She obviously could hear him from her office, right through the cheap paneling. She came in with a shoebox. We all stood up and stood back and let the master mouser do her thing. Abbie cornered one of the critters, knelt and deftly plucked it by its tail. She dropped it into the box. This was repeated several times. It did not take long for the box to be a squiggling mass of varmints.

Abbie took the box with her to the garage, opened the door and set the mice free. They scurried off, thrilled at their newfound freedom, basking in the warm, sunny day.

Suddenly, out of nowhere, perhaps a cloud, likely a tree, a large bird flew down and scooped up one of the mice. Then another. Abbie was horrified. The surviving mice ran this way and that. Abbie quickly chased down the other mice, plopping them, one by one, in her shoebox.

She brought them back into the garage, closed the door and set them free again. They scurried off, thrilled at their being home again. The winged sirens of freedom and the intoxication of a warm. sunny day no longer beckoned.

I returned to the conference room, on the lookout now, expecting company.

I do admire Abbie’s caring for all of God’s little creatures.

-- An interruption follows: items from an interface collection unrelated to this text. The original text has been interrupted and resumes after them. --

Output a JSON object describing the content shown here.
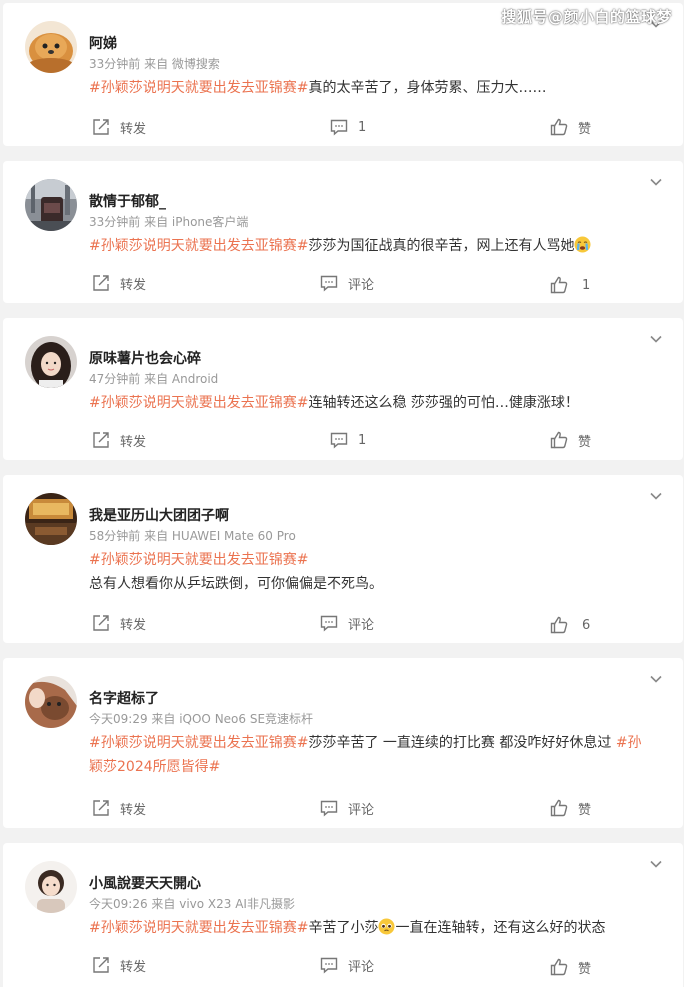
{
  "watermark": "搜狐号@颜小白的篮球梦",
  "colors": {
    "tag": "#eb7350",
    "meta": "#999999",
    "background": "#f2f2f2"
  },
  "posts": [
    {
      "name": "阿娣",
      "meta": "33分钟前 来自 微博搜索",
      "tag": "#孙颖莎说明天就要出发去亚锦赛#",
      "text": "真的太辛苦了，身体劳累、压力大……",
      "forward": "转发",
      "comment": "1",
      "like": "赞",
      "avatar": "dog"
    },
    {
      "name": "散情于郁郁_",
      "meta": "33分钟前 来自 iPhone客户端",
      "tag": "#孙颖莎说明天就要出发去亚锦赛#",
      "text": "莎莎为国征战真的很辛苦，网上还有人骂她",
      "emoji": "crying-face",
      "forward": "转发",
      "comment": "评论",
      "like": "1",
      "avatar": "bag"
    },
    {
      "name": "原味薯片也会心碎",
      "meta": "47分钟前 来自 Android",
      "tag": "#孙颖莎说明天就要出发去亚锦赛#",
      "text": "连轴转还这么稳 莎莎强的可怕…健康涨球！",
      "forward": "转发",
      "comment": "1",
      "like": "赞",
      "avatar": "girl"
    },
    {
      "name": "我是亚历山大团团子啊",
      "meta": "58分钟前 来自 HUAWEI Mate 60 Pro",
      "tag": "#孙颖莎说明天就要出发去亚锦赛#",
      "text2": "总有人想看你从乒坛跌倒，可你偏偏是不死鸟。",
      "forward": "转发",
      "comment": "评论",
      "like": "6",
      "avatar": "room"
    },
    {
      "name": "名字超标了",
      "meta": "今天09:29 来自 iQOO Neo6 SE竞速标杆",
      "tag": "#孙颖莎说明天就要出发去亚锦赛#",
      "text": "莎莎辛苦了 一直连续的打比赛 都没咋好好休息过 ",
      "tag2a": "#孙",
      "tag2b": "颖莎2024所愿皆得#",
      "forward": "转发",
      "comment": "评论",
      "like": "赞",
      "avatar": "cat"
    },
    {
      "name": "小風說要天天開心",
      "meta": "今天09:26 来自 vivo X23 AI非凡摄影",
      "tag": "#孙颖莎说明天就要出发去亚锦赛#",
      "text": "辛苦了小莎",
      "emoji": "pleading-face",
      "text3": "一直在连轴转，还有这么好的状态",
      "forward": "转发",
      "comment": "评论",
      "like": "赞",
      "avatar": "kid"
    }
  ]
}
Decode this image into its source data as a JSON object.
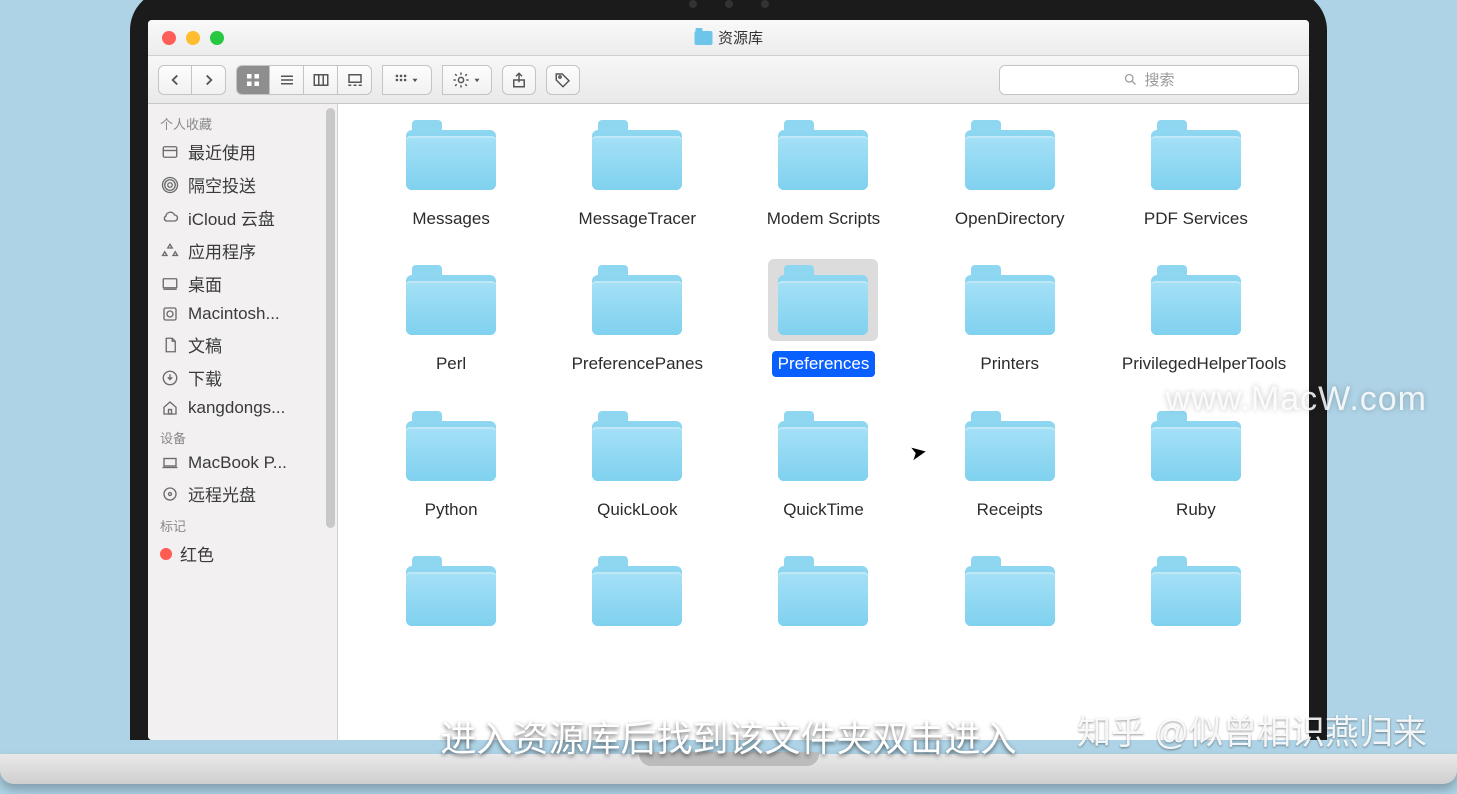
{
  "window": {
    "title": "资源库"
  },
  "search": {
    "placeholder": "搜索"
  },
  "sidebar": {
    "favorites_header": "个人收藏",
    "favorites": [
      {
        "label": "最近使用",
        "icon": "recent"
      },
      {
        "label": "隔空投送",
        "icon": "airdrop"
      },
      {
        "label": "iCloud 云盘",
        "icon": "cloud"
      },
      {
        "label": "应用程序",
        "icon": "apps"
      },
      {
        "label": "桌面",
        "icon": "desktop"
      },
      {
        "label": "Macintosh...",
        "icon": "hdd"
      },
      {
        "label": "文稿",
        "icon": "docs"
      },
      {
        "label": "下载",
        "icon": "download"
      },
      {
        "label": "kangdongs...",
        "icon": "home"
      }
    ],
    "devices_header": "设备",
    "devices": [
      {
        "label": "MacBook P...",
        "icon": "laptop"
      },
      {
        "label": "远程光盘",
        "icon": "disc"
      }
    ],
    "tags_header": "标记",
    "tags": [
      {
        "label": "红色",
        "color": "red"
      }
    ]
  },
  "folders": [
    {
      "name": "Messages",
      "selected": false
    },
    {
      "name": "MessageTracer",
      "selected": false
    },
    {
      "name": "Modem Scripts",
      "selected": false
    },
    {
      "name": "OpenDirectory",
      "selected": false
    },
    {
      "name": "PDF Services",
      "selected": false
    },
    {
      "name": "Perl",
      "selected": false
    },
    {
      "name": "PreferencePanes",
      "selected": false
    },
    {
      "name": "Preferences",
      "selected": true
    },
    {
      "name": "Printers",
      "selected": false
    },
    {
      "name": "PrivilegedHelperTools",
      "selected": false
    },
    {
      "name": "Python",
      "selected": false
    },
    {
      "name": "QuickLook",
      "selected": false
    },
    {
      "name": "QuickTime",
      "selected": false
    },
    {
      "name": "Receipts",
      "selected": false
    },
    {
      "name": "Ruby",
      "selected": false
    },
    {
      "name": "",
      "selected": false
    },
    {
      "name": "",
      "selected": false
    },
    {
      "name": "",
      "selected": false
    },
    {
      "name": "",
      "selected": false
    },
    {
      "name": "",
      "selected": false
    }
  ],
  "caption": "进入资源库后找到该文件夹双击进入",
  "watermark1": "www.MacW.com",
  "watermark2": "知乎 @似曾相识燕归来"
}
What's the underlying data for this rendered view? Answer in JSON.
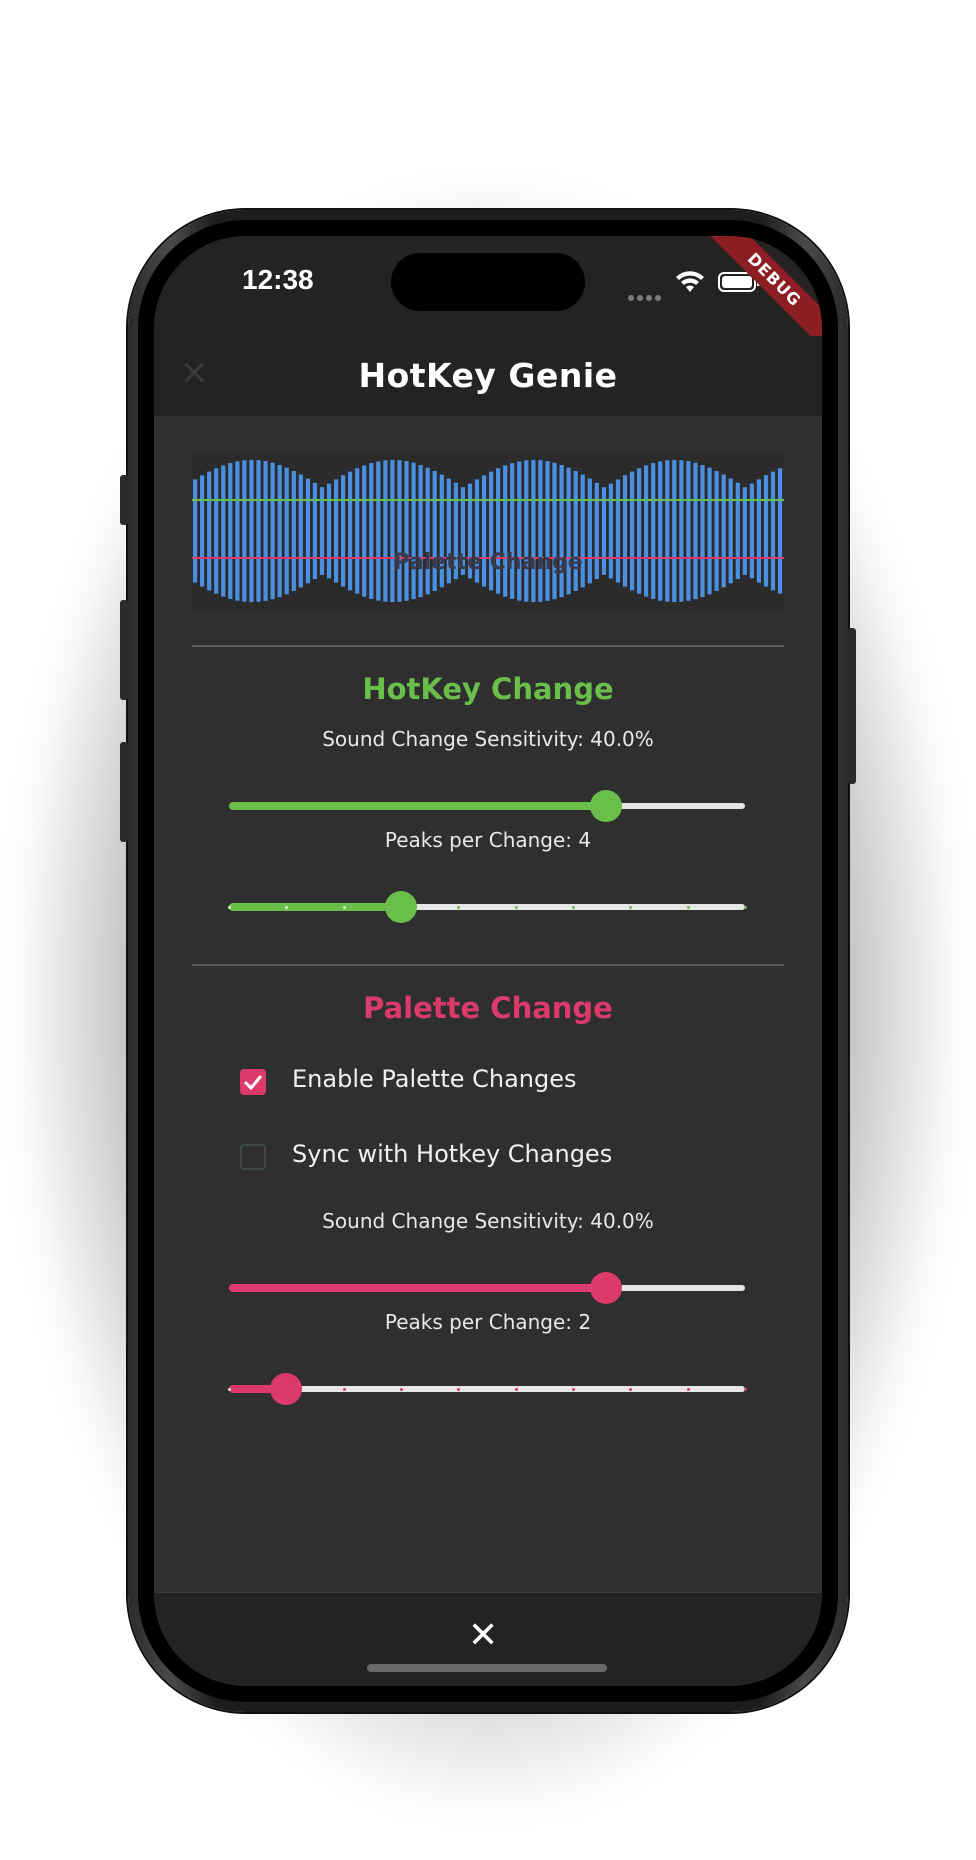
{
  "status_bar": {
    "time": "12:38",
    "debug_label": "DEBUG"
  },
  "app": {
    "title": "HotKey Genie",
    "close_icon": "close-icon"
  },
  "waveform": {
    "bar_color": "#4a90e2",
    "green_line": "#6abf4b",
    "red_line": "#dc3a6c",
    "overlay_label": "Palette Change"
  },
  "hotkey_change": {
    "title": "HotKey Change",
    "color": "#6abf4b",
    "sensitivity_label": "Sound Change Sensitivity: 40.0%",
    "sensitivity_value": 0.73,
    "peaks_label": "Peaks per Change: 4",
    "peaks_value": 4,
    "peaks_min": 1,
    "peaks_max": 10
  },
  "palette_change": {
    "title": "Palette Change",
    "color": "#dc3a6c",
    "enable_label": "Enable Palette Changes",
    "enable_checked": true,
    "sync_label": "Sync with Hotkey Changes",
    "sync_checked": false,
    "sensitivity_label": "Sound Change Sensitivity: 40.0%",
    "sensitivity_value": 0.73,
    "peaks_label": "Peaks per Change: 2",
    "peaks_value": 2,
    "peaks_min": 1,
    "peaks_max": 10
  },
  "bottom": {
    "close_icon": "close-icon"
  }
}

But then I recall Hillaire Belloc’s somewhat tongue-in-cheek advisory to bad children:

I had an aunt in Yucatan
Who bought a python from a man
And kept if for a pet.
She died because she never knew
These simple little rules and few:
The snake is living yet.

Pyramid Scheme

I was having a coffee in the small lounge reserved for senior managers. We had installed a Tassimo-compatible machine and I was trying out the Dark Italian Roast – a full-bodied selection, says the pod, made with 100% high quality Arabica beans. It has an extra bold taste that is both sharp and intense. (Sounds like a bout at the dentist.)

I was sharing what might otherwise have been a contemplative moment with our CFO, General Ledger. He is a curiosity, with ears that make him look like Mars with its two moons. To the left, Phobos. To the right, Deimos. He is no Jupiter, thank goodness; its 67 moons would certainly have made him something to ponder.

So General Ledger was talking about this kid, Jason. Jason is working for the summer in the Accounting Department, entering data. A philosophy major, he is exactly wrong for this job, but a paycheck is a paycheck.

It seems that Anne, Jason’s supervisor, was complaining about him. Jason has six or seven stacks of soft drink cans in his cubicle, each can precariously perched on the one below – or, as he would say it, under the one above. He refers to the stacks as pyramids, which Anne finds stupid and annoying. The stacks are, apparently, in a race to reach the top lip of the office dividers. On his desk is a robot made entirely of thumbtacks and elastic bands. Anne has concluded that he had to be building this stupid thing on company time, although she does admit that it really does look like a robot.

A philosophy major, he is exactly wrong for this job.

To further confound Anne’s sensibilities, Jason works off-kilter hours, which he can do because, after all, he just enters data. He comes in at 10:00, works through the noon hour and takes his lunch at 1:30. So in the early afternoon, when everyone else is working, he is sitting back, reading Descartes’ Discourse on Method or Aristotle’s Nicomachean Ethics. The other employees look at him and think he is goofing off. Then he leaves after everyone is gone, so no one knows what he is doing.

Also vexing for Anne, who would have made a good puritan, is that Jason is cute and all the young ladies in her group find reasons to drop in on him and chat. Jason is nothing if not polite and he accommodates them with charm and cordiality.

Sounds like a fine lad, I said. So what is the issue? Well, he answered, his outsized ears turning scarlet, Jason is clearly not a fit.

I sipped my very bold coffee slowly. It was still hot. Does he get the job done? I asked. Yes. Does he make mistakes? No. Hmmph, I said, in my best Tom Selleck. Clearly not a fit.

Well, I suggested, if he is cordial and likes working later hours, why not transfer him to our Customer Care Center where he could be a service rep. Then everyone would be happy… except, I suppose, the girls in Accounting.

General Ledger’s eyes lit up. Of course! Why had he not thought of that?

I don’t know. Why? But then, like the man said, as long as the answer is right, who cares if the question is wrong?